**** RECORDS
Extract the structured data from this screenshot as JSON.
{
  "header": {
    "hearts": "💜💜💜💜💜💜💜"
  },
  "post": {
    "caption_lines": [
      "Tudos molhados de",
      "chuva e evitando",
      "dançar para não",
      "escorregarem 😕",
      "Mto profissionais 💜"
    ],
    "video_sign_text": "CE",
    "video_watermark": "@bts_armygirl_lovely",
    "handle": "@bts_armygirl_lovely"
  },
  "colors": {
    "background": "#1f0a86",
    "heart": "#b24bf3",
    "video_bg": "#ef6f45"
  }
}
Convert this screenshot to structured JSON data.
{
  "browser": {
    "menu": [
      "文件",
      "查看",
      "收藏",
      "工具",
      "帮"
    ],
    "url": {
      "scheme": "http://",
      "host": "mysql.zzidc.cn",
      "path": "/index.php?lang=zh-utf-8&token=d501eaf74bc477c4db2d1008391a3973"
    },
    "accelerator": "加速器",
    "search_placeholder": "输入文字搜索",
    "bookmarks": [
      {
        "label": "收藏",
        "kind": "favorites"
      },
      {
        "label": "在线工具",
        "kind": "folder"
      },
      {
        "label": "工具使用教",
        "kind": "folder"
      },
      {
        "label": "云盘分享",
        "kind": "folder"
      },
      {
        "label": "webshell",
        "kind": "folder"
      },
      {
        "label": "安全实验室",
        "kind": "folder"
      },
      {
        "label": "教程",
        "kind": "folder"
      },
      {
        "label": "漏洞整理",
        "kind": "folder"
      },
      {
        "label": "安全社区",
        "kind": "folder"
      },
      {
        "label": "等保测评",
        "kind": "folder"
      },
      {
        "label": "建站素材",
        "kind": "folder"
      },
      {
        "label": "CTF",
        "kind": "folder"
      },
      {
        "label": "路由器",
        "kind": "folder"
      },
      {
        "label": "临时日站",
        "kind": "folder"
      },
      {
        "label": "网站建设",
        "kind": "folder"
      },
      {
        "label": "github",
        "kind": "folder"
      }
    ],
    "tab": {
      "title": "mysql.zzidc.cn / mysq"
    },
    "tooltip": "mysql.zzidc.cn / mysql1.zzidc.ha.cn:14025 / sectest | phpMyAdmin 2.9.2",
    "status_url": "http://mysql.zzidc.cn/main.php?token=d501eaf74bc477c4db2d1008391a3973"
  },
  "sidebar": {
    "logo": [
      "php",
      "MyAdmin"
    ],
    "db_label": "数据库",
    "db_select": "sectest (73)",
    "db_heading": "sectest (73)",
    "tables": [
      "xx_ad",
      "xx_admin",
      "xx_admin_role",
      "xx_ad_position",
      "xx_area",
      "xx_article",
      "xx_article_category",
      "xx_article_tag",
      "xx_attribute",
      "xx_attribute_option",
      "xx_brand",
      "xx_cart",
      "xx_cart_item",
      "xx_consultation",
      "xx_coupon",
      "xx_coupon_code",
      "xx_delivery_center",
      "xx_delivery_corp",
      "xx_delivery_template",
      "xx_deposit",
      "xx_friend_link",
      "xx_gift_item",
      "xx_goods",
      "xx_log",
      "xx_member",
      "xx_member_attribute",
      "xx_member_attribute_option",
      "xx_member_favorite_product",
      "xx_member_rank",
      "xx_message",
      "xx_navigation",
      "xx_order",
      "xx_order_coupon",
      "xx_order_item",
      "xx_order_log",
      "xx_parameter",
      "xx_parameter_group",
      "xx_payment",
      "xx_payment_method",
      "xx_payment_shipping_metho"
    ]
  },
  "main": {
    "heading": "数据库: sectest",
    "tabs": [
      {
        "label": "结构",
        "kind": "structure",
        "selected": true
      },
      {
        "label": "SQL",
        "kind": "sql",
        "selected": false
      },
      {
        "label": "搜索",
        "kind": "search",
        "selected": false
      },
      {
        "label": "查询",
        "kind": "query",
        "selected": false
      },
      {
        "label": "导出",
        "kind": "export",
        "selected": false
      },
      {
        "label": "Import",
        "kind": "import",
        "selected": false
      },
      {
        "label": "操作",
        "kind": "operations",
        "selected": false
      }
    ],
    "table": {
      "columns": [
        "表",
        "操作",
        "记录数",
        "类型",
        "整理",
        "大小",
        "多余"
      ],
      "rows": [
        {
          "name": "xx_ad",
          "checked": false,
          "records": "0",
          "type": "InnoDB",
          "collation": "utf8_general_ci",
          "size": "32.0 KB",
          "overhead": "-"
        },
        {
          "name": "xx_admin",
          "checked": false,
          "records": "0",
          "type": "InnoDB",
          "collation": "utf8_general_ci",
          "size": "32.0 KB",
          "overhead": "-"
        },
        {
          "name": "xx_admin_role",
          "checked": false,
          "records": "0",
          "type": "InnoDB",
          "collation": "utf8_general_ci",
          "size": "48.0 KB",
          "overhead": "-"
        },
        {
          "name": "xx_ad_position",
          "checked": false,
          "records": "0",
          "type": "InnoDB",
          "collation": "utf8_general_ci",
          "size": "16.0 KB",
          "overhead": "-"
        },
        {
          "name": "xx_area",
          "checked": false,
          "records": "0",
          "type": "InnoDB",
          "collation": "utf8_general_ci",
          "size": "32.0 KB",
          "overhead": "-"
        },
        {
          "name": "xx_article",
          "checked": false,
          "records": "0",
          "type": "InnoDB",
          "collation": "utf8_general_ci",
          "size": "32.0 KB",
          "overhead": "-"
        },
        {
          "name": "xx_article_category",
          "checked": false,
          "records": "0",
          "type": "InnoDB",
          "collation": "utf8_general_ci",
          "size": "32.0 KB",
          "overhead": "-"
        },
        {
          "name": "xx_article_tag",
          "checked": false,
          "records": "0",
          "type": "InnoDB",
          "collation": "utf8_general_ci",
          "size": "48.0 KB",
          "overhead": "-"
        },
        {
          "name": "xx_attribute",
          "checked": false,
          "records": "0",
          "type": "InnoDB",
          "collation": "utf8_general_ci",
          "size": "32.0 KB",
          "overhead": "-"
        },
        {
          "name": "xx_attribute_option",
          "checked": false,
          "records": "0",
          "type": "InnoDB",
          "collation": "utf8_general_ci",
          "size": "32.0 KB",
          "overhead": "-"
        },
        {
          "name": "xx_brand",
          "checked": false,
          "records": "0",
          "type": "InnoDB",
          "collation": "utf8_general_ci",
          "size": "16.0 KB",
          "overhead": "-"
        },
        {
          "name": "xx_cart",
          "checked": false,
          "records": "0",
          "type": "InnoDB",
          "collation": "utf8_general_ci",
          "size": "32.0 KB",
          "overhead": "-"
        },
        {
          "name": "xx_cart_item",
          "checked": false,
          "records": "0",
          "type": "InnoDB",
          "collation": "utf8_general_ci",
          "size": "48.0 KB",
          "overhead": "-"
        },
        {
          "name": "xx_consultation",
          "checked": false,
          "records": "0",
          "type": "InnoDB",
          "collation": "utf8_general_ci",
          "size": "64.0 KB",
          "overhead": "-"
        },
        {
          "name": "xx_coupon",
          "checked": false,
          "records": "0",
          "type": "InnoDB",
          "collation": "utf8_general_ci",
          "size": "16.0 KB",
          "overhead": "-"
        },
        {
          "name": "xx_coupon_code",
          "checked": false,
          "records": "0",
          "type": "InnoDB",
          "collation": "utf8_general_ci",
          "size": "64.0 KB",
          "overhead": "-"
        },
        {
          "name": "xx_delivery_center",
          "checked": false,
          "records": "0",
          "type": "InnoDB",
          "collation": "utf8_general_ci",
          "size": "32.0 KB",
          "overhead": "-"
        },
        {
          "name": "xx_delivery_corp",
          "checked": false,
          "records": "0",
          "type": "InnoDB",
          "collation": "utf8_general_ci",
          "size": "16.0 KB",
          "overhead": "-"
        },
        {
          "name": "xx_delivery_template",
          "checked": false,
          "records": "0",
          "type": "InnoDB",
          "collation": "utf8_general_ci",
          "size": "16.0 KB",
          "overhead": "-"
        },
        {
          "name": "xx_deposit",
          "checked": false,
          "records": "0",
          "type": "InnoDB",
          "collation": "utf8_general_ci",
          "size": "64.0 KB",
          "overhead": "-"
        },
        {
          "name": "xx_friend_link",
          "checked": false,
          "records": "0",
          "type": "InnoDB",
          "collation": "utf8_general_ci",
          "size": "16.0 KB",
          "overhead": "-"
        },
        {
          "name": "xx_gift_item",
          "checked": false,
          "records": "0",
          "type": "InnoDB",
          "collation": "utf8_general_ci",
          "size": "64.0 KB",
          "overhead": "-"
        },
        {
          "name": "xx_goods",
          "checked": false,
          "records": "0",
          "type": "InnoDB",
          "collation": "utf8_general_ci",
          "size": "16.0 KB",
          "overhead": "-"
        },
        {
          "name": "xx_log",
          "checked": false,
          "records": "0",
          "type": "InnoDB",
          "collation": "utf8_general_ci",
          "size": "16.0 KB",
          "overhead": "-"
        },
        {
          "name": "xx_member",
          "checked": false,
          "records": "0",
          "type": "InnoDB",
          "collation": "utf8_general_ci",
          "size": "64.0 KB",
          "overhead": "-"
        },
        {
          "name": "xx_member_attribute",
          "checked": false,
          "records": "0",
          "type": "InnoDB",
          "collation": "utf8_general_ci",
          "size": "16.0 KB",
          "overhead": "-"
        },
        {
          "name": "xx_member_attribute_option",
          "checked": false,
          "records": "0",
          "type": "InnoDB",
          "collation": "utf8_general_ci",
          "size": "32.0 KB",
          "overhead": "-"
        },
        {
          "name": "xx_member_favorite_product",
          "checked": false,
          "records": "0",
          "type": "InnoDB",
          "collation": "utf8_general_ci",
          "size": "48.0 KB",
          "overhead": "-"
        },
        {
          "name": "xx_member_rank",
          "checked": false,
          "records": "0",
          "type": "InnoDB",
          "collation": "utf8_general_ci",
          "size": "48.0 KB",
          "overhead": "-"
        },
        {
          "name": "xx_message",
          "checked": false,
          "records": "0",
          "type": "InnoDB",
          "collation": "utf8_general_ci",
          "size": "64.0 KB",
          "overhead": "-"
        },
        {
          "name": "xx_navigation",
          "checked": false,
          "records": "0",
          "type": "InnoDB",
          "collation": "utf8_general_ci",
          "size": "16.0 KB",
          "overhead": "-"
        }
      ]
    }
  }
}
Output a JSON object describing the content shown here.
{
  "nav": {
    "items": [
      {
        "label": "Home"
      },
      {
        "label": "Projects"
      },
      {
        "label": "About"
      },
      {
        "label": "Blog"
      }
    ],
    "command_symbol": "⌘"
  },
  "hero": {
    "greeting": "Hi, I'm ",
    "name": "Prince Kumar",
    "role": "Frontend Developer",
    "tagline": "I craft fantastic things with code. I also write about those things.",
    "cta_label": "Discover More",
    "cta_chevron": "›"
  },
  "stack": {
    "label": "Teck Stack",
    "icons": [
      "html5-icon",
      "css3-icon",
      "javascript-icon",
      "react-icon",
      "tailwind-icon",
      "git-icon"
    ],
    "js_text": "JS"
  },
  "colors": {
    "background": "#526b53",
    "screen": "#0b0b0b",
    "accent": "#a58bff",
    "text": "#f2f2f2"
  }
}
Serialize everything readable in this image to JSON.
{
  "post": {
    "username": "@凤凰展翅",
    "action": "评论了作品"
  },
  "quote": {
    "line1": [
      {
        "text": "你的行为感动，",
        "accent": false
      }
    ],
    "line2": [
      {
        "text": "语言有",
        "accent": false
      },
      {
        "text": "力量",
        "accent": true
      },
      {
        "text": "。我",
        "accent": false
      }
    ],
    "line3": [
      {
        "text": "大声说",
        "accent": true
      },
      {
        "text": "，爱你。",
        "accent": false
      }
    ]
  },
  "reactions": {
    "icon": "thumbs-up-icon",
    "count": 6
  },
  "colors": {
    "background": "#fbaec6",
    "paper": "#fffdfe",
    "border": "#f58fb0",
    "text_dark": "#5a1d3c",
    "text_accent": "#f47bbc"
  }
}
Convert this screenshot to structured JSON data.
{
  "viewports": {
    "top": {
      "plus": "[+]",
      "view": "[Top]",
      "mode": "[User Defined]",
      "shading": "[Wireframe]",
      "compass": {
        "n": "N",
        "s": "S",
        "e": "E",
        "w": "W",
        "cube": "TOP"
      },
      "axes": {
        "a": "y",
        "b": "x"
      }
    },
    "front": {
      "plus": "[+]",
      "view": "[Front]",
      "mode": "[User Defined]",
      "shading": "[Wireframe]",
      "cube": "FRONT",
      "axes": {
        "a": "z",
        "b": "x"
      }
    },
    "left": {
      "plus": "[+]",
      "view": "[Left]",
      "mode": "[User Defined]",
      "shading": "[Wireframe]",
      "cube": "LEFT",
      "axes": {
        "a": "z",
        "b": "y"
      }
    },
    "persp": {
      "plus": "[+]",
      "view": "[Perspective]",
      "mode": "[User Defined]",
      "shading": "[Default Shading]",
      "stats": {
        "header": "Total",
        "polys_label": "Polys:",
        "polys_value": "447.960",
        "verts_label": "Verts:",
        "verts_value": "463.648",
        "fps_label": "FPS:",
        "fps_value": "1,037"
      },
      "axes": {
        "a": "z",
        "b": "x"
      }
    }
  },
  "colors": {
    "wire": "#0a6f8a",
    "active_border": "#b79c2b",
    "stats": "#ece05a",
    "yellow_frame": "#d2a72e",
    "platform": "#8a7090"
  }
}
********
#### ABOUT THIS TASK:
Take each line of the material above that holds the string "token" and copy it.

#### WRITTEN SOLUTION:
      "path": "/index.php?lang=zh-utf-8&token=d501eaf74bc477c4db2d1008391a3973"
    "status_url": "http://mysql.zzidc.cn/main.php?token=d501eaf74bc477c4db2d1008391a3973"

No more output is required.